RECORDS FOR THE EXERCISE:

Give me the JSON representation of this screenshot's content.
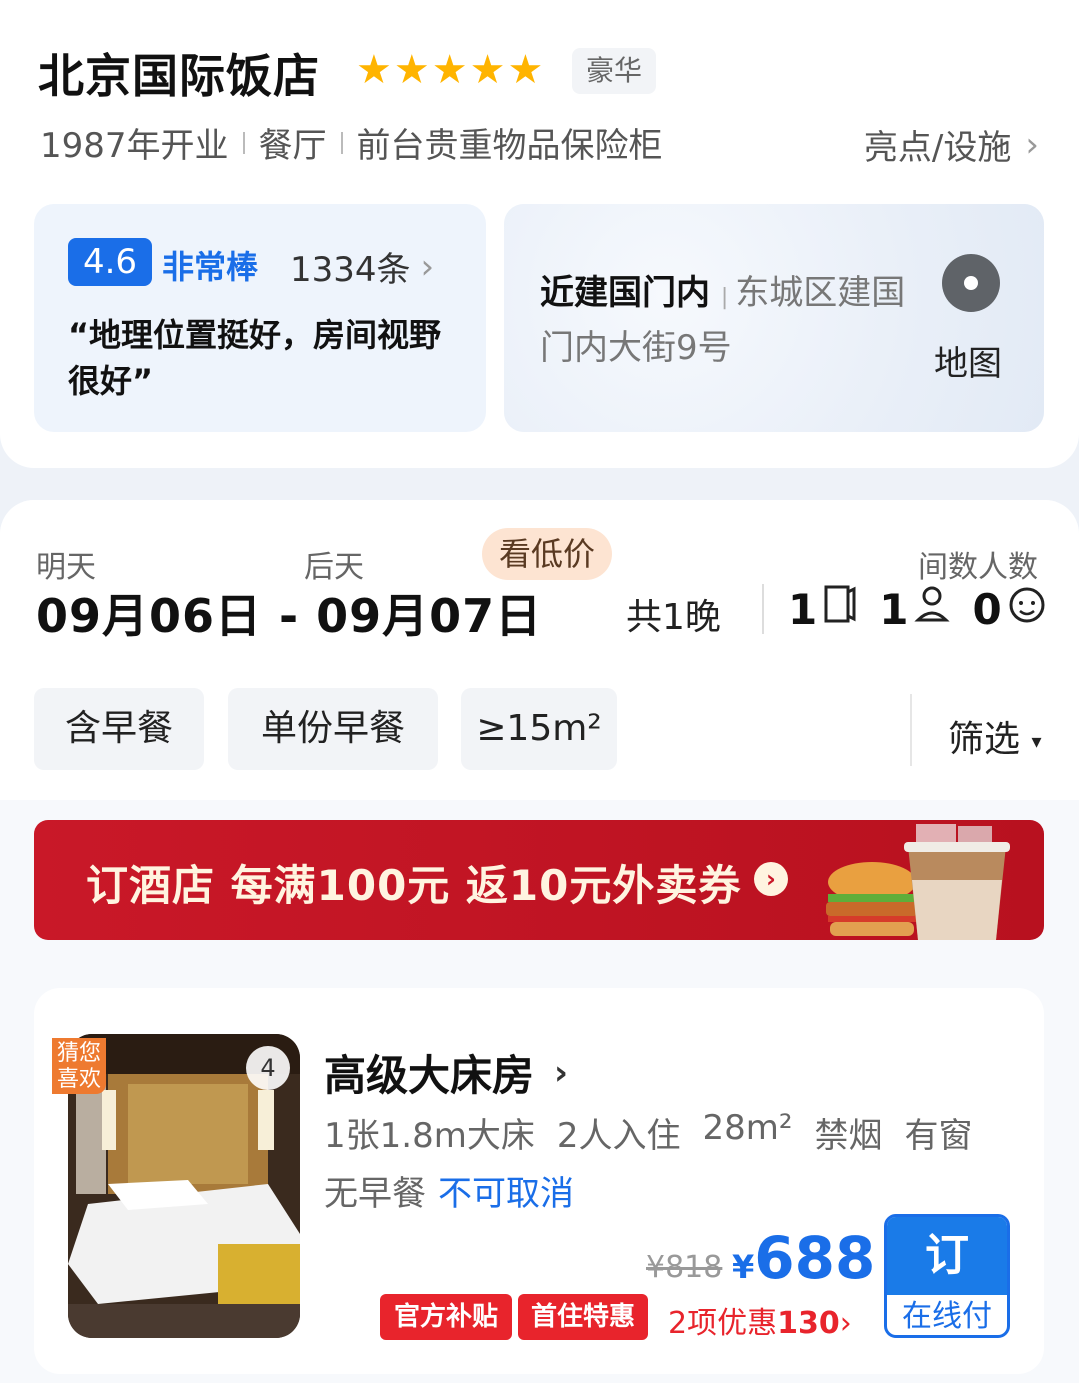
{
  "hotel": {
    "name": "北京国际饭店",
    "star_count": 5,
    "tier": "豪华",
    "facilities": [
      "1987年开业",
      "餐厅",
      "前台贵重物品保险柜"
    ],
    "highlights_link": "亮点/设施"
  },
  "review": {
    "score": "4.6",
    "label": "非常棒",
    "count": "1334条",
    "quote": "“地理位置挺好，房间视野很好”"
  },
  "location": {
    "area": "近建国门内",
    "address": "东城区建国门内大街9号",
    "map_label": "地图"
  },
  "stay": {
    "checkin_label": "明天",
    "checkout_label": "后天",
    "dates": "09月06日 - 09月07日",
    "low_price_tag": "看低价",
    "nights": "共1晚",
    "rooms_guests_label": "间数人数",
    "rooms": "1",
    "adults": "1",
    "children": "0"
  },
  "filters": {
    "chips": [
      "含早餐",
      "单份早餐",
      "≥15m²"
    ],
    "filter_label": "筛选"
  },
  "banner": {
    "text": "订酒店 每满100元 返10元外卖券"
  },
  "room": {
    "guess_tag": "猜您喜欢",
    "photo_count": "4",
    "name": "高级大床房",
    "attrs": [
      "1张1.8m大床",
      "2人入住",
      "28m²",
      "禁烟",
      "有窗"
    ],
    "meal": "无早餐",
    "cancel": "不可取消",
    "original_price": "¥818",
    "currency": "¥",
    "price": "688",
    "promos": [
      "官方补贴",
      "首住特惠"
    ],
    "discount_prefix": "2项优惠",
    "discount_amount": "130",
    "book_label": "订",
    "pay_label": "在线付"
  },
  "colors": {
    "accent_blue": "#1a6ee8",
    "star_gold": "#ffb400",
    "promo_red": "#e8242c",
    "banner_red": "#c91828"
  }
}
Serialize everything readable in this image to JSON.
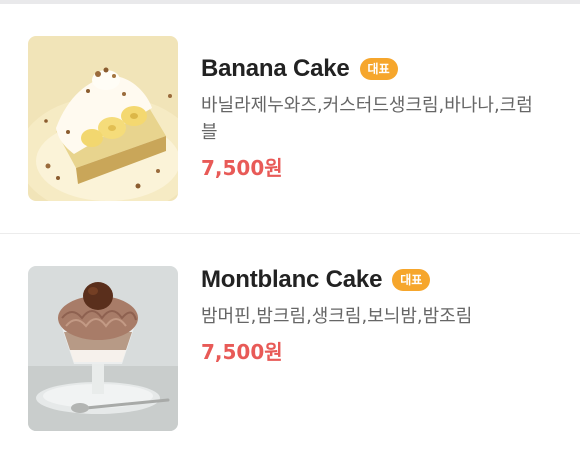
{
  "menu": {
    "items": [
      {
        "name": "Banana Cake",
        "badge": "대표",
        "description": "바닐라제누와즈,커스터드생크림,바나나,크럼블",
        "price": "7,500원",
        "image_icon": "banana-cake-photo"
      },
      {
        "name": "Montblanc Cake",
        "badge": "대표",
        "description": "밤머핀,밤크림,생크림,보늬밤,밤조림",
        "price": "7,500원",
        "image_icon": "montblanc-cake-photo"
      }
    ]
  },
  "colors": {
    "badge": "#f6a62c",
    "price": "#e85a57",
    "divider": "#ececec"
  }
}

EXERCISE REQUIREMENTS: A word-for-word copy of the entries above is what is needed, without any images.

SOLUTION TO THIS EXERCISE:
Give me the JSON representation of this screenshot's content.
{
  "hotel": {
    "name": "北京国际饭店",
    "star_count": 5,
    "tier": "豪华",
    "facilities": [
      "1987年开业",
      "餐厅",
      "前台贵重物品保险柜"
    ],
    "highlights_link": "亮点/设施"
  },
  "review": {
    "score": "4.6",
    "label": "非常棒",
    "count": "1334条",
    "quote": "“地理位置挺好，房间视野很好”"
  },
  "location": {
    "area": "近建国门内",
    "address": "东城区建国门内大街9号",
    "map_label": "地图"
  },
  "stay": {
    "checkin_label": "明天",
    "checkout_label": "后天",
    "dates": "09月06日 - 09月07日",
    "low_price_tag": "看低价",
    "nights": "共1晚",
    "rooms_guests_label": "间数人数",
    "rooms": "1",
    "adults": "1",
    "children": "0"
  },
  "filters": {
    "chips": [
      "含早餐",
      "单份早餐",
      "≥15m²"
    ],
    "filter_label": "筛选"
  },
  "banner": {
    "text": "订酒店 每满100元 返10元外卖券"
  },
  "room": {
    "guess_tag": "猜您喜欢",
    "photo_count": "4",
    "name": "高级大床房",
    "attrs": [
      "1张1.8m大床",
      "2人入住",
      "28m²",
      "禁烟",
      "有窗"
    ],
    "meal": "无早餐",
    "cancel": "不可取消",
    "original_price": "¥818",
    "currency": "¥",
    "price": "688",
    "promos": [
      "官方补贴",
      "首住特惠"
    ],
    "discount_prefix": "2项优惠",
    "discount_amount": "130",
    "book_label": "订",
    "pay_label": "在线付"
  },
  "colors": {
    "accent_blue": "#1a6ee8",
    "star_gold": "#ffb400",
    "promo_red": "#e8242c",
    "banner_red": "#c91828"
  }
}
Serialize everything readable in this image to JSON.
{
  "menu": {
    "items": [
      {
        "name": "Banana Cake",
        "badge": "대표",
        "description": "바닐라제누와즈,커스터드생크림,바나나,크럼블",
        "price": "7,500원",
        "image_icon": "banana-cake-photo"
      },
      {
        "name": "Montblanc Cake",
        "badge": "대표",
        "description": "밤머핀,밤크림,생크림,보늬밤,밤조림",
        "price": "7,500원",
        "image_icon": "montblanc-cake-photo"
      }
    ]
  },
  "colors": {
    "badge": "#f6a62c",
    "price": "#e85a57",
    "divider": "#ececec"
  }
}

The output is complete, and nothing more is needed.